**What needs to be done:** Scan the lines below for the word "watermark". Copy each line you find it in.

**Information shown:**

• • • •

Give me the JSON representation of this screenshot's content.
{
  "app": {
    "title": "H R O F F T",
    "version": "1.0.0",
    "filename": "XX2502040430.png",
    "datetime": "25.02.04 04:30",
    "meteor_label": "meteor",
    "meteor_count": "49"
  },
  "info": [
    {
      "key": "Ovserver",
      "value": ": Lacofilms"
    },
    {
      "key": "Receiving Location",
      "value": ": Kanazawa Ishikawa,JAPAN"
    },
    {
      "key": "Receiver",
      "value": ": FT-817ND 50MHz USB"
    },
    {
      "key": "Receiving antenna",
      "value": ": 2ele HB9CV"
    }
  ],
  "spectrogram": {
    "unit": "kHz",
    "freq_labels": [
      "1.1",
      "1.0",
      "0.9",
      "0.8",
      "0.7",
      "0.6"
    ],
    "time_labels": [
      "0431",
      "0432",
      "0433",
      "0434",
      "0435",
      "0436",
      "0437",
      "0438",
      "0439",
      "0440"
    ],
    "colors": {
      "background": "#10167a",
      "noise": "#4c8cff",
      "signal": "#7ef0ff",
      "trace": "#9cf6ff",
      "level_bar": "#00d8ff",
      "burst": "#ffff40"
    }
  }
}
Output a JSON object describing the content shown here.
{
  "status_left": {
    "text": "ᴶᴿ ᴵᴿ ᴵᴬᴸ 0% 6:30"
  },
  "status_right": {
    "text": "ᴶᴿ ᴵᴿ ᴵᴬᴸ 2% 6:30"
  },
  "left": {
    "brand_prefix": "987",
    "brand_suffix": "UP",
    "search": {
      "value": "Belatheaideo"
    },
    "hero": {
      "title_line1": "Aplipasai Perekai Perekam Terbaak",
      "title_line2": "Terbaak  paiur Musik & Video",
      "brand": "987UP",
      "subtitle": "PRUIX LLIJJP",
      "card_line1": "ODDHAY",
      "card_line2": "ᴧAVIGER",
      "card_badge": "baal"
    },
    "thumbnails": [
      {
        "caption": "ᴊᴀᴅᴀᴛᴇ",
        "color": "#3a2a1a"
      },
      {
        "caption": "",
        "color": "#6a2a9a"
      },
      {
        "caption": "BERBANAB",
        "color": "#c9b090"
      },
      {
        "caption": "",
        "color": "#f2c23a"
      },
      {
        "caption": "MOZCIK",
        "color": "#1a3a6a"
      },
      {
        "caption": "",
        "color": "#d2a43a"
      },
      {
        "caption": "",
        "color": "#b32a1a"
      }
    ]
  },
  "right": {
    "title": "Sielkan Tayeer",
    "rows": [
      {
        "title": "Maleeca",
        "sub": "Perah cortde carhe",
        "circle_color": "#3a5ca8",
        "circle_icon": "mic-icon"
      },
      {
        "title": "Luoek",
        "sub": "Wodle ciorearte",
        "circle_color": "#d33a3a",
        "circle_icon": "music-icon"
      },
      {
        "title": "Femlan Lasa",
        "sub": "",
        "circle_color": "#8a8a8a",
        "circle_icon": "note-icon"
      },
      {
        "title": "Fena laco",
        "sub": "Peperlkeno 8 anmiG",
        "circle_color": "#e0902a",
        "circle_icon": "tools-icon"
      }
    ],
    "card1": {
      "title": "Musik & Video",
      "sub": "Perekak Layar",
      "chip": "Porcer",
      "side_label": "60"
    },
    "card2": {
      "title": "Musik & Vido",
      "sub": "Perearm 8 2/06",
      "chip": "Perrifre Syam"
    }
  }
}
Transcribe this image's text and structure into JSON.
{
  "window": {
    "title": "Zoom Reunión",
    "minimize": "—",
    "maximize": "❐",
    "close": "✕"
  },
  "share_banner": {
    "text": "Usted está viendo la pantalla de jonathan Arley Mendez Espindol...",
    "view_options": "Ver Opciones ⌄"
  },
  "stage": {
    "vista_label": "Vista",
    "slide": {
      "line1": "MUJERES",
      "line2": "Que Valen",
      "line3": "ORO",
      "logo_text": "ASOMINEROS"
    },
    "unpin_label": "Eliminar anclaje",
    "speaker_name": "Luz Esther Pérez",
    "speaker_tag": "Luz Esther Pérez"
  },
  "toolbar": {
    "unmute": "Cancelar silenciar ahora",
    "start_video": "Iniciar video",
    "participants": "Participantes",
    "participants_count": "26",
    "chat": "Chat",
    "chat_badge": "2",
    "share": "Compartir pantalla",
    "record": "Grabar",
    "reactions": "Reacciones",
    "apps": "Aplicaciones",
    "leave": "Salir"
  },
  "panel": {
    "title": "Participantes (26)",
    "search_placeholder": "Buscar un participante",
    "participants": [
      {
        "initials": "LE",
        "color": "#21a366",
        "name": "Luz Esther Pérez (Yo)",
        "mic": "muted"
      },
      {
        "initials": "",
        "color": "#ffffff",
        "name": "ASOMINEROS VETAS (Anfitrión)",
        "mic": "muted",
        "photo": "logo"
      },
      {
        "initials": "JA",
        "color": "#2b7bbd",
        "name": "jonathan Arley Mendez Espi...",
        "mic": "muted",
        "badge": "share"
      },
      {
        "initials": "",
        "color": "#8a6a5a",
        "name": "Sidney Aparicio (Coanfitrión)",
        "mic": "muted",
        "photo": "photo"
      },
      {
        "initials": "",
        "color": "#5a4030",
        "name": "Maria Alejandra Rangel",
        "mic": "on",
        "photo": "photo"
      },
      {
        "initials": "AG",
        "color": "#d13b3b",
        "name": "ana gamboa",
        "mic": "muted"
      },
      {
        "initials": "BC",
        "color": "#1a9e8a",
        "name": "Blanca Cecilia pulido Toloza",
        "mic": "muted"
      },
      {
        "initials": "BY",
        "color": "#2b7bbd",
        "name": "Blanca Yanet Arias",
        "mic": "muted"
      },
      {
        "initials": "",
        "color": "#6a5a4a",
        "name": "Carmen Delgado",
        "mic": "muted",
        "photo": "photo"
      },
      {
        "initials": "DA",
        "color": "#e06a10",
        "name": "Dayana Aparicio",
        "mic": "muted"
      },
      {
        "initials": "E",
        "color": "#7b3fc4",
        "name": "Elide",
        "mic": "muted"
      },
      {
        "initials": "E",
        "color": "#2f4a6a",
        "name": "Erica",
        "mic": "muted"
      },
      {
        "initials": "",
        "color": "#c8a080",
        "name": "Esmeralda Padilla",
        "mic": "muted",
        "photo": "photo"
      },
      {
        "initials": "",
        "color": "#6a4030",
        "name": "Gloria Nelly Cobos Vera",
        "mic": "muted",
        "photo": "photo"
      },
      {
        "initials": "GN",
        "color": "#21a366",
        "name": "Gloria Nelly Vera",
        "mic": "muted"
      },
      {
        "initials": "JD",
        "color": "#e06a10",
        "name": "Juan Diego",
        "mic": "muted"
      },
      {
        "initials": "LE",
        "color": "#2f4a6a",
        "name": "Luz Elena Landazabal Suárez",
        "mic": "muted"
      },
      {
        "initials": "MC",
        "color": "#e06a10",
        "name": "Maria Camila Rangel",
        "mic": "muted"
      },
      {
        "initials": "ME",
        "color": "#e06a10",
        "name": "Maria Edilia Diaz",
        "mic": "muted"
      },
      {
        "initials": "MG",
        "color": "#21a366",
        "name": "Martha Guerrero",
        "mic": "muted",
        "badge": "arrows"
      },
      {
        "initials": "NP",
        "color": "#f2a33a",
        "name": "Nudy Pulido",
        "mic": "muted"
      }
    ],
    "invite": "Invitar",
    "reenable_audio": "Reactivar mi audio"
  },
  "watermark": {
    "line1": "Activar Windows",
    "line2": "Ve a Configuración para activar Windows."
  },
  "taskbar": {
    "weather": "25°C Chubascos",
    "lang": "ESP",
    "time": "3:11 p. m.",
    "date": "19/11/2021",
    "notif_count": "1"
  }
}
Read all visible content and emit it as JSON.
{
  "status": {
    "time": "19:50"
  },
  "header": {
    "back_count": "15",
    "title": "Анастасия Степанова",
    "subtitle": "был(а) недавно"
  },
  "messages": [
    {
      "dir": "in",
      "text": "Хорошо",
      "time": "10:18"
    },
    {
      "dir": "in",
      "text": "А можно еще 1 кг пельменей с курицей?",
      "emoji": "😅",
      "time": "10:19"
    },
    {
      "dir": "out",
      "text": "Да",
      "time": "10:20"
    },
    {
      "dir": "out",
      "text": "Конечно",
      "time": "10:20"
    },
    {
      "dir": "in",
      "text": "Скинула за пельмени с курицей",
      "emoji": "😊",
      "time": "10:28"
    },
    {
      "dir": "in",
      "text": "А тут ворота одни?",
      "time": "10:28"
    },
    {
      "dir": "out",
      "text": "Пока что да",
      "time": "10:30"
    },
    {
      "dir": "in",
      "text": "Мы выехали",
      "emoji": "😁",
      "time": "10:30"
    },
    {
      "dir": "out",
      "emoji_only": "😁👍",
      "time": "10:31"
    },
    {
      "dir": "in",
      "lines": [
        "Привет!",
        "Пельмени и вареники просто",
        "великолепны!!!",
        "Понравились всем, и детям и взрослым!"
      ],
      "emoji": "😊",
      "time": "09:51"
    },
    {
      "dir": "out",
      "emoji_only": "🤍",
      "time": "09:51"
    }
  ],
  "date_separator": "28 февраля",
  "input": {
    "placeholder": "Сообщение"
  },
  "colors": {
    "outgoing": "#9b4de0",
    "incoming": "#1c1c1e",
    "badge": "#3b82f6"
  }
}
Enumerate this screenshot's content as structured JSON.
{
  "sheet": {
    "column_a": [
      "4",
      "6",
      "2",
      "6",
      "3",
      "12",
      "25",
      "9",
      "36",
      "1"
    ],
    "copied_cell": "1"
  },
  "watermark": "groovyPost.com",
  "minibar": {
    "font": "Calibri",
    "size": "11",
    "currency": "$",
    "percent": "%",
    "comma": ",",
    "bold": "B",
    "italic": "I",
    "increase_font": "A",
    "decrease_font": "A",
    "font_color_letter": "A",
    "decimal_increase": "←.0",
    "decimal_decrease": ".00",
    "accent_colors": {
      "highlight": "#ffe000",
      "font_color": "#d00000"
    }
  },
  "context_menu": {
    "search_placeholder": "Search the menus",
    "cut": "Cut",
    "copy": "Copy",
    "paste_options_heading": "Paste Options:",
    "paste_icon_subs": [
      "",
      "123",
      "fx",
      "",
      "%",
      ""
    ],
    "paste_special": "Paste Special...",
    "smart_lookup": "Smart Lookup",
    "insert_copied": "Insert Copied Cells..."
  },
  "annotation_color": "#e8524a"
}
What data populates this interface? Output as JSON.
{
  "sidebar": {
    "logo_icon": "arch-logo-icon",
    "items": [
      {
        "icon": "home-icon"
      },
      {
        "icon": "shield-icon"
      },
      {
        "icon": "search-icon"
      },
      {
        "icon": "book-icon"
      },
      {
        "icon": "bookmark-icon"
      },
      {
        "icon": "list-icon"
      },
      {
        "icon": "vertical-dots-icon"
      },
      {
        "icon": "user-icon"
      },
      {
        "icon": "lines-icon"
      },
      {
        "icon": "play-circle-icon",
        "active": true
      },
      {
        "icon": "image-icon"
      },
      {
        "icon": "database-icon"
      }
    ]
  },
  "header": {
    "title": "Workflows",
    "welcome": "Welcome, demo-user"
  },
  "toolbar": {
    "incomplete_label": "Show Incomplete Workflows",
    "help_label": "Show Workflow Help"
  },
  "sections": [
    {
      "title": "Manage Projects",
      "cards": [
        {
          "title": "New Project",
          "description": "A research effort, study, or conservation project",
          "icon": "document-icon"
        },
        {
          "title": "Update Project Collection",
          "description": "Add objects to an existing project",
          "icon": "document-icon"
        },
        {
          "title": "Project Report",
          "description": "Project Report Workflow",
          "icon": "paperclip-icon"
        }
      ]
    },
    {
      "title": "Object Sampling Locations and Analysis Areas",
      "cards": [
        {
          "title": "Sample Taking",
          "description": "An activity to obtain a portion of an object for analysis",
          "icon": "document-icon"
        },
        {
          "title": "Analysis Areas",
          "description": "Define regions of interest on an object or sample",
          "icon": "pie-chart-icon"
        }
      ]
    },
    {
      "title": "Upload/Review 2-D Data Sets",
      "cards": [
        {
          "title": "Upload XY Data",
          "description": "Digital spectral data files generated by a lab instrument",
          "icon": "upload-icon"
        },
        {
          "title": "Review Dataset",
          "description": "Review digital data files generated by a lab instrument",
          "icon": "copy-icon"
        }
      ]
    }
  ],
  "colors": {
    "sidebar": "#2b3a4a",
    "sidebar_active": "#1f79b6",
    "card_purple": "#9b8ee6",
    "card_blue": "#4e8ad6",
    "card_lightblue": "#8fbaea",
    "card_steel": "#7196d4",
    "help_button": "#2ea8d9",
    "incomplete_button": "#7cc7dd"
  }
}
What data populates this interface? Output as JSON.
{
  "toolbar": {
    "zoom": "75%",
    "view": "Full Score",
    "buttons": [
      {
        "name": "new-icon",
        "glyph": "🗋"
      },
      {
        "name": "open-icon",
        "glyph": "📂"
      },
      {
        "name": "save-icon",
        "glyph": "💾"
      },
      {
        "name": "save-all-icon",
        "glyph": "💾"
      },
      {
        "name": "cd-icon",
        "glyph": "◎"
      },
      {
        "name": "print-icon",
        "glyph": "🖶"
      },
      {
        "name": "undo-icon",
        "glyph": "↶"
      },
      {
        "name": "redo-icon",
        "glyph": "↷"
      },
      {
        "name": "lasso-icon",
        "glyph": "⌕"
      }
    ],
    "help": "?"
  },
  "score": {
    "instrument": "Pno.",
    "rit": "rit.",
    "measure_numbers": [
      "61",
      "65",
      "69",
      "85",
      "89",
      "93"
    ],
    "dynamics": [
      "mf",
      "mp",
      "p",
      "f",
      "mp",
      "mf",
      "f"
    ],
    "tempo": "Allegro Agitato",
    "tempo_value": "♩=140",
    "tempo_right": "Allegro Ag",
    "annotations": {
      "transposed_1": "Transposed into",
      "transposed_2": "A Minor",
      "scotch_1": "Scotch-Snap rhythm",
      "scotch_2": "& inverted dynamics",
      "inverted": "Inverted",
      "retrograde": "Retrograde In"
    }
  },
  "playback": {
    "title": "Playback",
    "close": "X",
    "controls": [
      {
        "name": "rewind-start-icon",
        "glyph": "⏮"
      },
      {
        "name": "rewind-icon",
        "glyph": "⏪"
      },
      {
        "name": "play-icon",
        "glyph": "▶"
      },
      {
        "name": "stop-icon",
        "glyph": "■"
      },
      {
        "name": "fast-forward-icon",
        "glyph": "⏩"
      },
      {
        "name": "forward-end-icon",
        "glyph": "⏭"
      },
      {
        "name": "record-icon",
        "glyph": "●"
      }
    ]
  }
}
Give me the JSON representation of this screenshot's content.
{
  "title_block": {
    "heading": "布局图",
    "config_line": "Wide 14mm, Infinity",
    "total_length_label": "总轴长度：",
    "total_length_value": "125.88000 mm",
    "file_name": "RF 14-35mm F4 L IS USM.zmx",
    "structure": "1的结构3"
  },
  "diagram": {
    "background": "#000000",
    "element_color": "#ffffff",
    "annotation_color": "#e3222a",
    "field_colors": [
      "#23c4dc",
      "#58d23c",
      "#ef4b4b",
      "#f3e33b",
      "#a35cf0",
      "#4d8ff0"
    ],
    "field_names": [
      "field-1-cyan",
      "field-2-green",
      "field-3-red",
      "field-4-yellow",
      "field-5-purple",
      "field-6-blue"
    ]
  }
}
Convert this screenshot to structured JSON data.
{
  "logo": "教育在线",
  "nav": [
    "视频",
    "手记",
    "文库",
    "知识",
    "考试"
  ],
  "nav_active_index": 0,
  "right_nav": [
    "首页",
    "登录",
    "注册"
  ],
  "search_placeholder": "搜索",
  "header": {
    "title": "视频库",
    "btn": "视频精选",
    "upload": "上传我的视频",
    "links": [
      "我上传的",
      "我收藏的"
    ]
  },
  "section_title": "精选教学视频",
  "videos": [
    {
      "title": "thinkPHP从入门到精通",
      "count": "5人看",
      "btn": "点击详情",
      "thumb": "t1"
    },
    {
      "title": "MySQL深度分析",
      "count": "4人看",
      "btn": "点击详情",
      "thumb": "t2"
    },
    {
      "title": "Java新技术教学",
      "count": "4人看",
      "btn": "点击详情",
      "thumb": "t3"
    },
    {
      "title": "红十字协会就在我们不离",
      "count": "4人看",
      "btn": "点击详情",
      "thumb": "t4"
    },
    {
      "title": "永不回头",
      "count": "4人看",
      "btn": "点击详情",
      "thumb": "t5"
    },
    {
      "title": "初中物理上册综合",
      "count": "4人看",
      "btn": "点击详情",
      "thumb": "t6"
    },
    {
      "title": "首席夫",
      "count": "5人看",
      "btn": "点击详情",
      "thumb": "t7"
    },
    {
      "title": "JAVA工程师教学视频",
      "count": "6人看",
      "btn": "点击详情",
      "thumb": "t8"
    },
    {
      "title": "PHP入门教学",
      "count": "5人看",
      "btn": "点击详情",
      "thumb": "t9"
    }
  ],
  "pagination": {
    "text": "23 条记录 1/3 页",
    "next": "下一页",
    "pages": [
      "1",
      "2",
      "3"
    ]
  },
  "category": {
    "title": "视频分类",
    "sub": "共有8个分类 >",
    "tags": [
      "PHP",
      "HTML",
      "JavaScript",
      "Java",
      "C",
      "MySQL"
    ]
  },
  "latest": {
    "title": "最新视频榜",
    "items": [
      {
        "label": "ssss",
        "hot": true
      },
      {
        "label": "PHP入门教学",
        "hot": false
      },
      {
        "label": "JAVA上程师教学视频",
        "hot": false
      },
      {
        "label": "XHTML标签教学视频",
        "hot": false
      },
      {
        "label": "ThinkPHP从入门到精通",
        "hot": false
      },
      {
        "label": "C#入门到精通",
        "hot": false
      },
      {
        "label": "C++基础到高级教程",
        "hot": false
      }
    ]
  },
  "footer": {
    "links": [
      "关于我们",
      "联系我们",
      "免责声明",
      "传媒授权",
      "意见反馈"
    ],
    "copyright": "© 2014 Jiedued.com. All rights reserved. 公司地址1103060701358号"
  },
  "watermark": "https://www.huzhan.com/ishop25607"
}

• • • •

**Exercise output:**
  "watermark": {
  "watermark": "groovyPost.com",
  "watermark": "https://www.huzhan.com/ishop25607"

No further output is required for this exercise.